Regime Change Doesn’t Work


A Boston Review forum with Neta C. Crawford, Mary Kaldor, Tod Lindberg, Greg Grandin, James D. Fearon, John Tirman and Joanne Landy all responding to Alexander B. Downes:

Obama’s reasons for confronting Qaddafi are more like Clinton’s in Bosnia and Kosovo than Bush’s in Iraq and Afghanistan, but several enduring factors trump changes in administration and provide a powerful impetus for continuing efforts at regime change spearheaded by the U.S. military.

First, there are few external constraints on the exercise of American power: the United States spends nearly as much on defense as the rest of the world combined and dwarfs most potential adversaries in military capability. Because the United States is so powerful, defines its international interests so broadly, and is so accustomed to intervening militarily on behalf of those interests, only a radical realignment of strategy would enable American leaders to forswear regime change. As long as the United States is committed to providing stability in most of the world, rooting out terrorism, stopping the spread of weapons of mass destruction, curbing human rights abuses, spreading democracy, and pursuing global primacy, frequent intervention is unavoidable.
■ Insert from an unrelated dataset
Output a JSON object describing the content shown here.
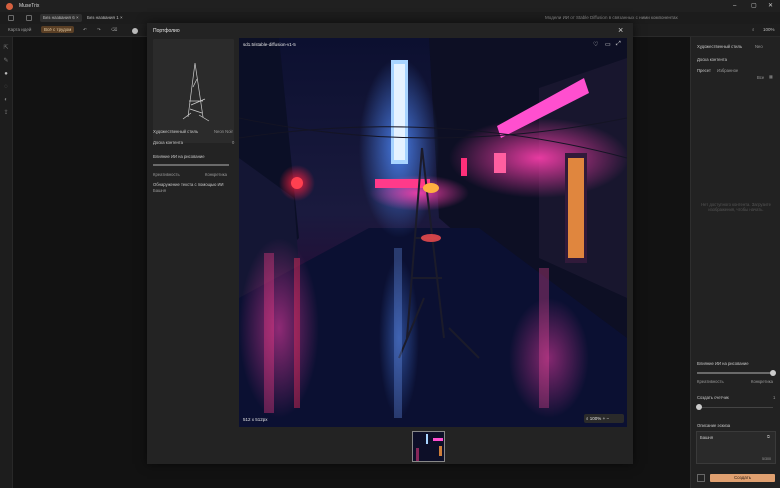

Second, U.S. leaders face few hurdles to initiating military action abroad. Even though regime changes are costly and can result in prolonged occupations and insurgencies, U.S. leaders can successfully downplay or lie about the potential costs in order to obtain public approval. This was amply demonstrated by the Iraq invasion: long before the war began, widely available information showed that the Bush administration’s liberate-and-leave story was flawed. Yet the president and his advisors insisted that taking out Saddam Hussein would be cheap and easy, and the administration won the support it needed. Even after this story proved false, Bush was not held accountable, winning reelection in 2004. Leaders in democracies such as the United States focus on manufacturing consent for regime change rather than planning realistically for the fallout. As Afghanistan and Iraq show, it is easier to get the troops in than to get them out, even if public opinion turns against the mission.

Finally, Americans tend to personalize their conflicts. Almost every target of U.S. intervention in the post–Cold War world has been labeled another Hitler. It is enticing to believe that removing one person from power will fix a problem. This “evil leader” syndrome is one reason why it is so difficult for the United States to fight limited wars: the temptation to “go to Baghdad” rather than make peace with a dictator is strong, and, historically, killing the leader has meant defeating his army. Decapitation by airpower and targeted killing have become popular because they supposedly enable the United States to oust leaders without a ground invasion, thereby obviating the need for a costly war.